His personality is one of unfettered determination. Manipulation, lying, cheating, or whatever else is needed he will do to get ahead. It is this ambition where the film gets most of its absorbing thrills.  Lou pays no attention to proper journalistic practices or even simple human decency. He will place himself in the middle of a high-speed car chase, or  hop police tape to and zoom in on the worst parts of tragedy. His first notable piece is that of a carjack victim slowly succumbing to his wounds as he lies in a puddle of his own blood in the middle of a crowded street. This small taste of success leads to a full on addiction.

Considering its subject matter there is no surprise Nightcrawler enters into the world of social commentary. Criticizing how our local news will pick sensationalism over actual information. How they will focus on crime in white and affluent neighbors because it will attract the most attention. Lou is unmistakably a microcosm of today’s news culture as his line between reporter and creator of news becomes blurred.

However, where it really has its bite is the allegorical relationship between news and cinema.Specially the way both purposely manipulate your emotions. This is best summed up in a scene where news director Nina Romina, who is played by an also impressive Rene Russo, directs their stations exclusive home invasion coverage. Everything from the news graphic to the words spoken by the anchors are specifically designed to entice. This footage, which was shot by Lou in another standout scene, has a quagmire of ethical issues which go ignored due to the desire for bigger ratings.

Not all the observations where quite as potent. When further information is discovered regarding the same home invasion the criticism goes one step too far as it hammers home a point that was well made already. More importantly Nightcrawler appears to want it both ways—it wants to condemn the sensational style of our current news, yet it also finds itself fetishizing on the same type of violence and depravity. As if its metaphorical implications are nothing more than a clever ruse used to hide its insidious intentions.

While I personally would not go that far, an argument could be made that Nightcrawler becomes shocking for shock sake. Even if that is true there is no doubting the well-crafted tension that is made in the process. When you have an unpredictable character like Lou in an unpredictable situation like freelance video reporter there is an endless array of options to choose from. This keeps you on your toes never knowing what will come next.

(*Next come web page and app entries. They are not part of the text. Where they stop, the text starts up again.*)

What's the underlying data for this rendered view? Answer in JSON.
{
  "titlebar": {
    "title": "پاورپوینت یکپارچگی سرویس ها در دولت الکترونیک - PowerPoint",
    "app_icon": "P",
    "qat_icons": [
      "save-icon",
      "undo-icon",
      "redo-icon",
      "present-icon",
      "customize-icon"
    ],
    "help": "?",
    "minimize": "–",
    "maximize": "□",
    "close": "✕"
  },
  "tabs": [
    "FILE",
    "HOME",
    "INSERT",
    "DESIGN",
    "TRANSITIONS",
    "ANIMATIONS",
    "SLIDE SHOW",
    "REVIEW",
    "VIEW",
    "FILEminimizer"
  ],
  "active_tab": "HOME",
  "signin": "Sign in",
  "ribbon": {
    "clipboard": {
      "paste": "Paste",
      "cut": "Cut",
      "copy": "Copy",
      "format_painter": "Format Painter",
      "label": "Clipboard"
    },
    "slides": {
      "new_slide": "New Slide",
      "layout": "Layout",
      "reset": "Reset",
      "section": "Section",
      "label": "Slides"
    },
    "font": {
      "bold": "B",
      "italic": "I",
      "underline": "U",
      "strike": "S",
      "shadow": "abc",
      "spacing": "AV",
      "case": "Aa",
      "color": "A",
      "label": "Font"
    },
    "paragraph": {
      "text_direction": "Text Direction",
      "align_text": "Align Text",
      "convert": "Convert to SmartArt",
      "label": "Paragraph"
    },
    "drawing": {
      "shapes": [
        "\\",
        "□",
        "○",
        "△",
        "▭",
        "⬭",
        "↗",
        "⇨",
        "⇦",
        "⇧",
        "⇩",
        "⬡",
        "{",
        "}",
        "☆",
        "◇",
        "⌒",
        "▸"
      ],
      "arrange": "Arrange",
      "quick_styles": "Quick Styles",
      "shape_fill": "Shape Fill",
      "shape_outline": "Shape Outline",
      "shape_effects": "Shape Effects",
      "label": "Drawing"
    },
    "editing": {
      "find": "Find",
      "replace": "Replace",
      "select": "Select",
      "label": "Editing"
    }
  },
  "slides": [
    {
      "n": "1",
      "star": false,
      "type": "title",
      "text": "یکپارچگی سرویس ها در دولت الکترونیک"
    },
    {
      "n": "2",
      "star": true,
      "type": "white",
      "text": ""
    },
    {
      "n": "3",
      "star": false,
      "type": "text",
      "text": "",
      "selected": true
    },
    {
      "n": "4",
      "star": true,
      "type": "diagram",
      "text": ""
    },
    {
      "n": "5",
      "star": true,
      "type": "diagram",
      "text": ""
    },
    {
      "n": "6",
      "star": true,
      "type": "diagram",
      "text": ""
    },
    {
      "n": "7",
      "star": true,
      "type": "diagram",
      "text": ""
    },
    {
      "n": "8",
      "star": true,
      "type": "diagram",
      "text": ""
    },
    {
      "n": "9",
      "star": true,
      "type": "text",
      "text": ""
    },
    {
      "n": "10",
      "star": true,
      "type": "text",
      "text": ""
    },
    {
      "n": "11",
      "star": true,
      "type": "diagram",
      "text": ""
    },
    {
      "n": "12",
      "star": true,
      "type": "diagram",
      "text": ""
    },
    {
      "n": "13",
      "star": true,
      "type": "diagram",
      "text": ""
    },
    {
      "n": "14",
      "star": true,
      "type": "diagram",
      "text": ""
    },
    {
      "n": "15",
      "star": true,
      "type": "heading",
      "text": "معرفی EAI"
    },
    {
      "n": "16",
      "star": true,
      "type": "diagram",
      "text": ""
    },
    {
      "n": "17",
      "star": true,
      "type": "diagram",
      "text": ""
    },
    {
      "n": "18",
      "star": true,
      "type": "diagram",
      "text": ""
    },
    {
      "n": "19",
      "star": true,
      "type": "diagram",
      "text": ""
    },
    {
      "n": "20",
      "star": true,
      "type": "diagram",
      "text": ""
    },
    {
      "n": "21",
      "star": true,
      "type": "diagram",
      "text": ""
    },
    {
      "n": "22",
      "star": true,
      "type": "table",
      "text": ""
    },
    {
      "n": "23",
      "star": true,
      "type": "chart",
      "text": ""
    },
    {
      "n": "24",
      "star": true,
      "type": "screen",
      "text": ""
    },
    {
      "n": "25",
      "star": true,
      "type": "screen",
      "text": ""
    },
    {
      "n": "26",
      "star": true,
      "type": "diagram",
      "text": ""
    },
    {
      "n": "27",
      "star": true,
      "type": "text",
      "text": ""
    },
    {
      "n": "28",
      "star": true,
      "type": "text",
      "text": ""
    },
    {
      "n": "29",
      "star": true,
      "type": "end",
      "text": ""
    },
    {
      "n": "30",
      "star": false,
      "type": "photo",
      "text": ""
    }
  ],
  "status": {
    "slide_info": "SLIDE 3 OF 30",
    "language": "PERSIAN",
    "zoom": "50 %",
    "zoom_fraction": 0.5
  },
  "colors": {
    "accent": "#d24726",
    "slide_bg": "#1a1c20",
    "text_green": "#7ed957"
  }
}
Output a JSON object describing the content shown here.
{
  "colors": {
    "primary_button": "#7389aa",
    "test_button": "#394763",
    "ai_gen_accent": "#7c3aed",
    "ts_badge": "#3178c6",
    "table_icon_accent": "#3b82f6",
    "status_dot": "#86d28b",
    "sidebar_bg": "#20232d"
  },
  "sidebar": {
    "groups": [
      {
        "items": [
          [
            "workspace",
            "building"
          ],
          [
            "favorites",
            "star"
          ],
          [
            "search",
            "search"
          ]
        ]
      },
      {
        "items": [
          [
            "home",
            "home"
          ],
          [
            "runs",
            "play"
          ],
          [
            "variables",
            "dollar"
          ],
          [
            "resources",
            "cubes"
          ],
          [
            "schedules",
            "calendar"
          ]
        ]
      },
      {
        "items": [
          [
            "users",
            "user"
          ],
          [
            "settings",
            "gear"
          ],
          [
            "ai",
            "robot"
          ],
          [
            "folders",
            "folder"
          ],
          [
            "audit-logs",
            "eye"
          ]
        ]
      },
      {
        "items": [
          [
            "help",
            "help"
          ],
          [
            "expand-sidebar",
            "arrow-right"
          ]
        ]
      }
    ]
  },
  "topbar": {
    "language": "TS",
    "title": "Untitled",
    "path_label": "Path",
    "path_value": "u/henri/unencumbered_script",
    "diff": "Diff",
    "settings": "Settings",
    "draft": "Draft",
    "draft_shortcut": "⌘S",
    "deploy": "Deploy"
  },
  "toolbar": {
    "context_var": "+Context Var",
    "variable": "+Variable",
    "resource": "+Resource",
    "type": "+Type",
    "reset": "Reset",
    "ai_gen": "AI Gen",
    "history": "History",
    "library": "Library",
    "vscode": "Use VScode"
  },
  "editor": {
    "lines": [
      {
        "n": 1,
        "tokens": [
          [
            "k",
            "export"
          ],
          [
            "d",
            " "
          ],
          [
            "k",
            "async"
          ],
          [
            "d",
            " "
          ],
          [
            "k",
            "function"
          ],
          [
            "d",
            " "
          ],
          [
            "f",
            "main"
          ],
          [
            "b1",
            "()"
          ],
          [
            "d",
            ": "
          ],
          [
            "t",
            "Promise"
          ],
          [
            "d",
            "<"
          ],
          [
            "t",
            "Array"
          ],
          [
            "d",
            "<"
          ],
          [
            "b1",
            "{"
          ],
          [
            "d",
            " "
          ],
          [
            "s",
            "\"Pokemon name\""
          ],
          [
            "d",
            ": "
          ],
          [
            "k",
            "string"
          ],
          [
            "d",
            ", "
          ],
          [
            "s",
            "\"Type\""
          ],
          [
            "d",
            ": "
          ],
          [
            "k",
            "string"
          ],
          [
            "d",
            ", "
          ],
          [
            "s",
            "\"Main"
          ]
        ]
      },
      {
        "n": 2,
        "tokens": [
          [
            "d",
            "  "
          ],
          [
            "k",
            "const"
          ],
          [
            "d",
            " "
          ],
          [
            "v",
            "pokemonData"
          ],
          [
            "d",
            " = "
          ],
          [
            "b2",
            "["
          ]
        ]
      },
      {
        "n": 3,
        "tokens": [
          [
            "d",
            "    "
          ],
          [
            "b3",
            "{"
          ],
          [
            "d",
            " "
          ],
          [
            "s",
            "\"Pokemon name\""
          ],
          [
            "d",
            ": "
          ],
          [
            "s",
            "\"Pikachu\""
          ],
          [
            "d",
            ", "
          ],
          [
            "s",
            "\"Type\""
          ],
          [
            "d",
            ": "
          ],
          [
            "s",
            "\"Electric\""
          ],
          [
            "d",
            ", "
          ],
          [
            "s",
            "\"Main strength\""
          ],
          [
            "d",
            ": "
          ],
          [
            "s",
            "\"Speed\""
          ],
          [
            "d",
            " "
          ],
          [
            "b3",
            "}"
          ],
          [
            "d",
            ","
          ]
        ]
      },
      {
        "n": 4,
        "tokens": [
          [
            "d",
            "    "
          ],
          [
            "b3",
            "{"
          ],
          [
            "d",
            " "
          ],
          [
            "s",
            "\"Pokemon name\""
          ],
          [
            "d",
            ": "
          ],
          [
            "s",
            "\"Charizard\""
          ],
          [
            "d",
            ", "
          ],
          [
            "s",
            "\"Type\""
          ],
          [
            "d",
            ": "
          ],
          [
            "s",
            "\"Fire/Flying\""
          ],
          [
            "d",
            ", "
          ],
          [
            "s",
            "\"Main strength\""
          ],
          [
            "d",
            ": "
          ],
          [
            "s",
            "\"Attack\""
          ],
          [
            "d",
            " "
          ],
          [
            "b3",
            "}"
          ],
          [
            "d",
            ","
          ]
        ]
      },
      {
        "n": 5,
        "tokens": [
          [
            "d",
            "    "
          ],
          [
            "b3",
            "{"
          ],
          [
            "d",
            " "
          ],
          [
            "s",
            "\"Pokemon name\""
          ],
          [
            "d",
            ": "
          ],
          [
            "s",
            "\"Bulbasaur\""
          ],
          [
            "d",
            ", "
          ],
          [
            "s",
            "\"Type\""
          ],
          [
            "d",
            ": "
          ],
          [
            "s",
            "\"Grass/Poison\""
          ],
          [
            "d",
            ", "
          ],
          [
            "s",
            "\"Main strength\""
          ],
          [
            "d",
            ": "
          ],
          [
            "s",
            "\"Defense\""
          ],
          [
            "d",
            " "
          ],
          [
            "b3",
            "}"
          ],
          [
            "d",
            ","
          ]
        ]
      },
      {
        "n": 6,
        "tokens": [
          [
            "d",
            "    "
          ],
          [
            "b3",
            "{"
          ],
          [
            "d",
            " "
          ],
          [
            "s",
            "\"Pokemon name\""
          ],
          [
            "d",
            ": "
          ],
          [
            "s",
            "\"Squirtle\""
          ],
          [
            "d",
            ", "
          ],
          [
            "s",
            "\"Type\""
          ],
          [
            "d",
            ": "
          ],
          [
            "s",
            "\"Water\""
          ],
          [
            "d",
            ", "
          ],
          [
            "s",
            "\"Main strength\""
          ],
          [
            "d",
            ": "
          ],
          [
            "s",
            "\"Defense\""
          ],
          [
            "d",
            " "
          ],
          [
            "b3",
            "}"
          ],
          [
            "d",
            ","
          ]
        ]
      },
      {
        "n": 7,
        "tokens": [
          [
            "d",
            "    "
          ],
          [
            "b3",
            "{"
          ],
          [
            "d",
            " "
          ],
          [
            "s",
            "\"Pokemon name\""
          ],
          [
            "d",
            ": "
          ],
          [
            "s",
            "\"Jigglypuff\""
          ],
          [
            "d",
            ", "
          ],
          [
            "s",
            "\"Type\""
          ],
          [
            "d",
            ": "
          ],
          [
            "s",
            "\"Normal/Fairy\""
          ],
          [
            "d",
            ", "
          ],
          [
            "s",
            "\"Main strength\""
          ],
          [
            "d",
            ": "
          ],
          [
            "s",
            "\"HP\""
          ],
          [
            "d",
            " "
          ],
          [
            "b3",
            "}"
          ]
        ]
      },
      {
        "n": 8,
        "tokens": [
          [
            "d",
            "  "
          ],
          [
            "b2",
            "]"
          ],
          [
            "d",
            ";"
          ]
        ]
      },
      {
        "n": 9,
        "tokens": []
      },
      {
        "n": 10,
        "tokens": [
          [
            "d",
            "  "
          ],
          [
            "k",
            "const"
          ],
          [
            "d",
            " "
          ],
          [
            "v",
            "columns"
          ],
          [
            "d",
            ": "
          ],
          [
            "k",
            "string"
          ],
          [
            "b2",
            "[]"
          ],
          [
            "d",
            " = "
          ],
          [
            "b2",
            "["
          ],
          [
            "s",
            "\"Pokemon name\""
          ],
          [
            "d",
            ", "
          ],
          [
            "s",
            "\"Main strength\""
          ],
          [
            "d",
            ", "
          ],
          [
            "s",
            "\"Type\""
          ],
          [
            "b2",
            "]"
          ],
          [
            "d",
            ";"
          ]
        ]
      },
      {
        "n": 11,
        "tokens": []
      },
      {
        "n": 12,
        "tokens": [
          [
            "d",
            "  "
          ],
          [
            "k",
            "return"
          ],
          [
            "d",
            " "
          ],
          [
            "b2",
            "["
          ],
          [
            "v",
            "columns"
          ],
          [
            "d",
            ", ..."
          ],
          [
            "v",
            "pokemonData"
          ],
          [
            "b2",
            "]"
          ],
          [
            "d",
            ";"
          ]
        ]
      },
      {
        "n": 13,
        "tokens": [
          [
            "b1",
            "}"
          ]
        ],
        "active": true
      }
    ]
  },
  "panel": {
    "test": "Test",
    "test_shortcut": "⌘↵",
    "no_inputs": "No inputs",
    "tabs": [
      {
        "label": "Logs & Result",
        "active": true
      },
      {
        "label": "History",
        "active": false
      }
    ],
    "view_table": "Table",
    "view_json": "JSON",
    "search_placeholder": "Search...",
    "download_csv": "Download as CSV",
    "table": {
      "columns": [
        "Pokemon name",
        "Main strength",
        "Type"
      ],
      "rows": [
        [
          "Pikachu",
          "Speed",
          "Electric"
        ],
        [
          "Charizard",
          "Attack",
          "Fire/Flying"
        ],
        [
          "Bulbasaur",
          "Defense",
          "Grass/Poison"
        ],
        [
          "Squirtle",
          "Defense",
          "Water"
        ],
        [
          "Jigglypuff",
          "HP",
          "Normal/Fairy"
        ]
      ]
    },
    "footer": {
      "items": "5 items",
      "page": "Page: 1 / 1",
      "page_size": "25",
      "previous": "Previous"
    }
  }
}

Speaking of options Cinematographer Robert Elswit made an unusual choice to shoot the daytime in classic 35 mm and nighttime in digital. This illustrates the dual personality of the city of Los Angles. During the early mornings we see Lou soaking in a quiet existence inside his small home that is devoid of personality. If it was not for everything we know about Lou you would almost find him enduring with the way he chuckles at classic lowbrow movies and constantly waters his single plant. At night, when Lou is in his element, the world becomes more vibrant and lively to match the intense energy. This camerawork by  Elswit’s went along way to amplify the mood throughout.

All the camerawork and commentary are welcomed added elements, but even without that Nightcrawler  is one of the most fascinating characters studies that has been depicted in quite some time. Louis Bloom is an unsolvable enigma that is somehow void of sympathetic qualities yet still mesmerizing to watch. Fittingly as the title suggest he will make your skin crawl, and you will enjoy every second of it.

**** 4/5

Nightcrawler is released on DVD and Blu-ray on March 2nd.

Related Posts Plugin for WordPress, Blogger...
Off

Comments are closed.